The winter chill has now arrived as the plants and flowers in the garden lose their leaves and petals fall from the last of the flowers. Dark nights have drawn in and it’s not just the plants going into hibernation mode, as we hurry home from work to snuggle up in our warm toasty houses.
One day the other week, my mum called me and told me about a bumblebee that was wandering around her garden. I was as surprised as her to hear that a bee could still be alive above ground in December, shouldn’t they be hibernating now? We agreed she had most likely landed en route to her hive but may have grown disoriented as she grew weaker, sadly at the end of her short life. My mum placed the bee under a tree at the top of the garden, sheltered and hopefully at peace.

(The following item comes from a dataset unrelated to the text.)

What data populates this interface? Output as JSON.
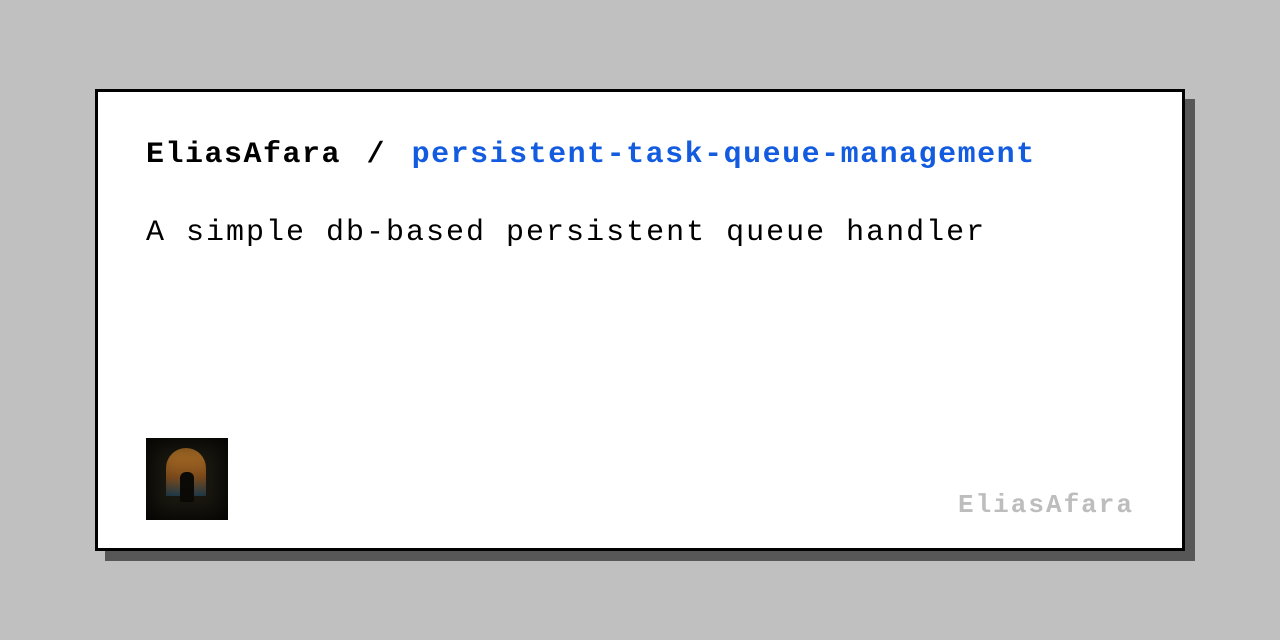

The following day the phone rang and it was my mum. She explained in amazement how the little bee had made its way all the way back down the garden, walking and walking and walking. After several days of this, Kelvyn and I went over to her house and witnessed this resilient bee for ourselves. She slowly crawled past us before turning back up the garden, it was fascinating to get so close and see the fur on her body and how her legs criss crossed pushing her forward. She certainly wasn’t ready for that great beehive in the sky it seemed.

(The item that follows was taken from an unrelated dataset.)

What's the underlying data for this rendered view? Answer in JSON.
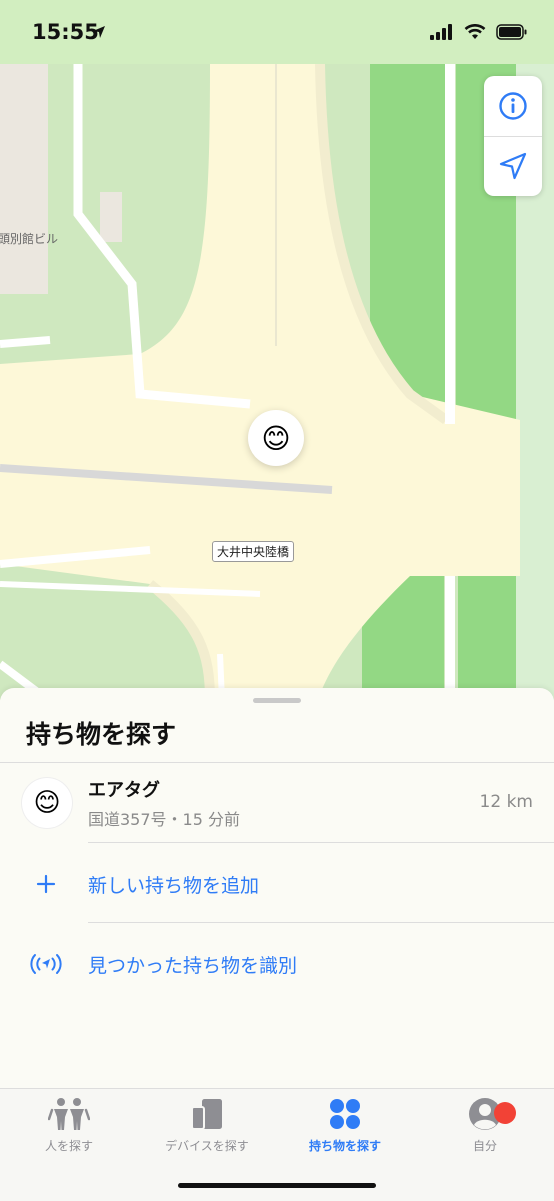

It was wonderful to see how much the determination of this bee touched my mum. In fact, it touched me too, reminding me of the force of nature and the cycle of life.
It made me think of cycles in the vineyard and how the vines are all now shutting down for winter conserving their reserves ready to grow again next spring. On our adventures this year we have witnessed fresh new buds appearing on the vines in Portugal; bud flowering whilst tendrils sprouted out reaching up to the sun in Southern England; the changing colour of the grapes as they ripened before swelling, juices almost bursting through the skins, ready to pick at harvest time in South Africa and France. However, the last piece of the puzzle we haven’t yet experienced is winter dormancy but more importantly the work needed to help ensure the desired crop the following season, winter pruning.
We hope to get a first hand experience of this highly skilled work this winter and will write more about it when we do, so watch this space!
Have you helped winter prune? We would love to hear about your experiences.
Sadly the little bumblebee that my mum grew so fond of could manage no more and after a week quietly went to sleep under the tree where she was first placed by my mum. But as we know, more bees will appear next spring, just as the world’s vines will provide more grapes next season, and so the wondrous cycle of life will continue.